The Secret Annex of Anne Frank

The 1739 annex is where Anne and her family fled into hiding. That year, over a century after Prinsengracht 263 was built, the old annex was destroyed, and a new, bigger annex was built in its place. A second renovation happened later. A room on the street level took the place of the basement. The home was now appropriate for businesses that needed a warehouse or spacious work area in addition to office space thanks to this intervention. That was precisely what Otto Frank desired for his business, Pectacon, nearly two centuries later.


Death Of Anne Frank

Anne passes away in Bergen-Belsen from exhaustion. Early in November 1944, Anne was once more placed on transport. Along with Margot, she was deported to the concentration camp at Bergen-Belsen. In Auschwitz, their parents remained behind. The circumstances in Bergen-Belsen were also appalling. Food was scarce, the weather was chilly and damp, and infectious diseases were prevalent. Margot and Anne both had typhus. 

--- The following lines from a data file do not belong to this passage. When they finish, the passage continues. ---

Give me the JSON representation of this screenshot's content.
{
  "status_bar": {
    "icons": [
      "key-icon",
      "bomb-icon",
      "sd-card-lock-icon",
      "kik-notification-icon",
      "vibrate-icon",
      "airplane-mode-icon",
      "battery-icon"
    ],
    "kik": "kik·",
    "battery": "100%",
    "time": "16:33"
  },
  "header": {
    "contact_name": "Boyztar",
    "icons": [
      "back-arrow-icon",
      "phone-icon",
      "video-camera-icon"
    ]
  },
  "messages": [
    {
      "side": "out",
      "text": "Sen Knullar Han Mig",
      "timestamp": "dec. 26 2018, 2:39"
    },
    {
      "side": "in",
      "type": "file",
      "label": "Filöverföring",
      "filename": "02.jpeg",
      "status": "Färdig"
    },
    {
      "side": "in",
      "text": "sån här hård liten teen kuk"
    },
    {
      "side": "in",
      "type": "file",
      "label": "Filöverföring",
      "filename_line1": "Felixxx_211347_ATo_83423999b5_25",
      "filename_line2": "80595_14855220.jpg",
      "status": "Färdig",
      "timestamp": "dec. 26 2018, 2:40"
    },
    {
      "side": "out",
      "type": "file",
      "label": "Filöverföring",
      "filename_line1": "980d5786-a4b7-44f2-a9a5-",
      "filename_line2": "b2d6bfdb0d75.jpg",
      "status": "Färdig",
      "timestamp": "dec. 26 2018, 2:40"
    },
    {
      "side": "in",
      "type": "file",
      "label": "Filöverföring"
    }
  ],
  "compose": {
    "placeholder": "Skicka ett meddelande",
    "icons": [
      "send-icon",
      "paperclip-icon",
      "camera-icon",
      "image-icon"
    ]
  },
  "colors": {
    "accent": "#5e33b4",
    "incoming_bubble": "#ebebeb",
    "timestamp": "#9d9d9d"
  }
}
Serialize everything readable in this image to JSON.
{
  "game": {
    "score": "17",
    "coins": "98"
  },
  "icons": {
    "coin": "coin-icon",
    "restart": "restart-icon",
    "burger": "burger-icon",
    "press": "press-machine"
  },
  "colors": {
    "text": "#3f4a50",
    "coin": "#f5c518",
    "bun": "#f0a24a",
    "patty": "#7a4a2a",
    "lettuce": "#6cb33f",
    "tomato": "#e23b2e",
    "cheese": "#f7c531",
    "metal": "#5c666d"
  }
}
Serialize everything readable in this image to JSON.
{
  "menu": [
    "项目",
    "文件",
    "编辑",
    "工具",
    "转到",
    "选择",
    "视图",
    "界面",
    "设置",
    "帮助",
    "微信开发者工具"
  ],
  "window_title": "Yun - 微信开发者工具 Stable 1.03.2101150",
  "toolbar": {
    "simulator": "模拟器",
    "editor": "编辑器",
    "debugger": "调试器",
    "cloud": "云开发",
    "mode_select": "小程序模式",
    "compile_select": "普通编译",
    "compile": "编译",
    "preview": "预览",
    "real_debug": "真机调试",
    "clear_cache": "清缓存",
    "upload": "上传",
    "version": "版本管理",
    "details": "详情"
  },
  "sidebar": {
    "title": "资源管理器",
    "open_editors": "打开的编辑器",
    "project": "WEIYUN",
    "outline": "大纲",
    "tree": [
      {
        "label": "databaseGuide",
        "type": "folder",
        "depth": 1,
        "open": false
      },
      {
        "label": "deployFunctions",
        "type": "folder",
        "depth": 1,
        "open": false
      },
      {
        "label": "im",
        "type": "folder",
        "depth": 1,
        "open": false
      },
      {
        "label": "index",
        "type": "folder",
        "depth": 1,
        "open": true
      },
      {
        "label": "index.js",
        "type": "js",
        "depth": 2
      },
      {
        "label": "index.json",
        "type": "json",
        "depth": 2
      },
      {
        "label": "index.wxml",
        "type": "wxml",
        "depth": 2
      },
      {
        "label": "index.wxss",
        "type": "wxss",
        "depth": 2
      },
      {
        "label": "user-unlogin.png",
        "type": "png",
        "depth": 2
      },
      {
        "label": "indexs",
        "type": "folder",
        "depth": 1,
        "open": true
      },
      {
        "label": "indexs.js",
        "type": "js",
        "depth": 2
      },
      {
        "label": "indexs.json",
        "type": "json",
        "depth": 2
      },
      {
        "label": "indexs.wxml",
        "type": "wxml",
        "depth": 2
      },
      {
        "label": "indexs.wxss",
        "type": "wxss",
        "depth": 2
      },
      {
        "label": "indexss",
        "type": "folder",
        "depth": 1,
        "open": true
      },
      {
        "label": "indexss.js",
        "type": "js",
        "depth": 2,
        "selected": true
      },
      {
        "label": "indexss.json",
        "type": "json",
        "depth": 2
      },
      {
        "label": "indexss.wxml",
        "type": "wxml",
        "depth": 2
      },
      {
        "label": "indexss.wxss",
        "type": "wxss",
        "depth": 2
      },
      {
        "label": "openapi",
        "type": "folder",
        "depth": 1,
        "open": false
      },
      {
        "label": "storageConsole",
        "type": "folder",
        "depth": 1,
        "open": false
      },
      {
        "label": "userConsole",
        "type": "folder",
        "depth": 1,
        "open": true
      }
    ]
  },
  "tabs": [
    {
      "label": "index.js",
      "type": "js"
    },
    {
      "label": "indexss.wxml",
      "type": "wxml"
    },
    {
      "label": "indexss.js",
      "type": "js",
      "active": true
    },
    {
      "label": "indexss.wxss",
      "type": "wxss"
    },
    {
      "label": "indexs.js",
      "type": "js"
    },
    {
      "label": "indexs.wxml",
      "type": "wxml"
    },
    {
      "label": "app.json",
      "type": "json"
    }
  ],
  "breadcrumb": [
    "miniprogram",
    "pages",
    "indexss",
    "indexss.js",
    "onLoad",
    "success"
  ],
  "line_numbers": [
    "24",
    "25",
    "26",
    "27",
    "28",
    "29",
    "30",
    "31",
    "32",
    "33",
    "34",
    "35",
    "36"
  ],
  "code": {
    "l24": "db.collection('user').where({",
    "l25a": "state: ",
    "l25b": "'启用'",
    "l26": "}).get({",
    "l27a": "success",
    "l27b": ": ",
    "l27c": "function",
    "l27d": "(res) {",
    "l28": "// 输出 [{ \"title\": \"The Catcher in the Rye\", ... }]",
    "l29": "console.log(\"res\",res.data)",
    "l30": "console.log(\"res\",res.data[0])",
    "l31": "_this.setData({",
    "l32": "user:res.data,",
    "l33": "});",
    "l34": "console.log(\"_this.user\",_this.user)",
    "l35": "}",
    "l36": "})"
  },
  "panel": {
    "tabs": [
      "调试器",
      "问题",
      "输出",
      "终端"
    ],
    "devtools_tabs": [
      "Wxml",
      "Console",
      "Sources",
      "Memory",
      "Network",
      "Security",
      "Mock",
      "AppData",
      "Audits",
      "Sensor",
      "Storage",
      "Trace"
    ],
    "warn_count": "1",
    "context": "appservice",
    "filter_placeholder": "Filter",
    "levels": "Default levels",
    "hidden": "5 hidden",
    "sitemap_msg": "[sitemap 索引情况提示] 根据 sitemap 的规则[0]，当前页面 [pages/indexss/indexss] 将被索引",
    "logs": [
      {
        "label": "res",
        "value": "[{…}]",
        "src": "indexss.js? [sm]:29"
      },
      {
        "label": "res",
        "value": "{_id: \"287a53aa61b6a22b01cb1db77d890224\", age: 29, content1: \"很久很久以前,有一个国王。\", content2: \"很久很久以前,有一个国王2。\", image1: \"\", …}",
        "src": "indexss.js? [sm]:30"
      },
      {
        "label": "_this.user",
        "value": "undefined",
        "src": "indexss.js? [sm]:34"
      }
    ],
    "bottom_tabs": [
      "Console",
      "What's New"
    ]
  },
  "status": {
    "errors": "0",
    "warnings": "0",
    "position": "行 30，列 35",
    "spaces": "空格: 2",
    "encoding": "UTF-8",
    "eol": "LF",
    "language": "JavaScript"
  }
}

Due to its effects, they both passed away in February 1945—Margot first and Anne shortly after. Otto, Anne’s father, was the lone survivor of the Secret Annex residents during the conflict. After the Russians freed him from Auschwitz, he discovered his wife Edith had passed away on the arduous journey home to the Netherlands. He learned that Anne and Margot were also deceased while he was in the Netherlands.



The story of Anne Frank is a powerful reminder of human resilience and World War II horrors. Anne’s diary offers a personal glimpse into a life of dreams, hope, and fear in the face of unimaginable suffering. Her time in the Hidden Annex and tragic death are historical details that remind us to learn from the past. Anne Frank’s life and journal are crucial to understanding Earth’s history due to her inspiration and education.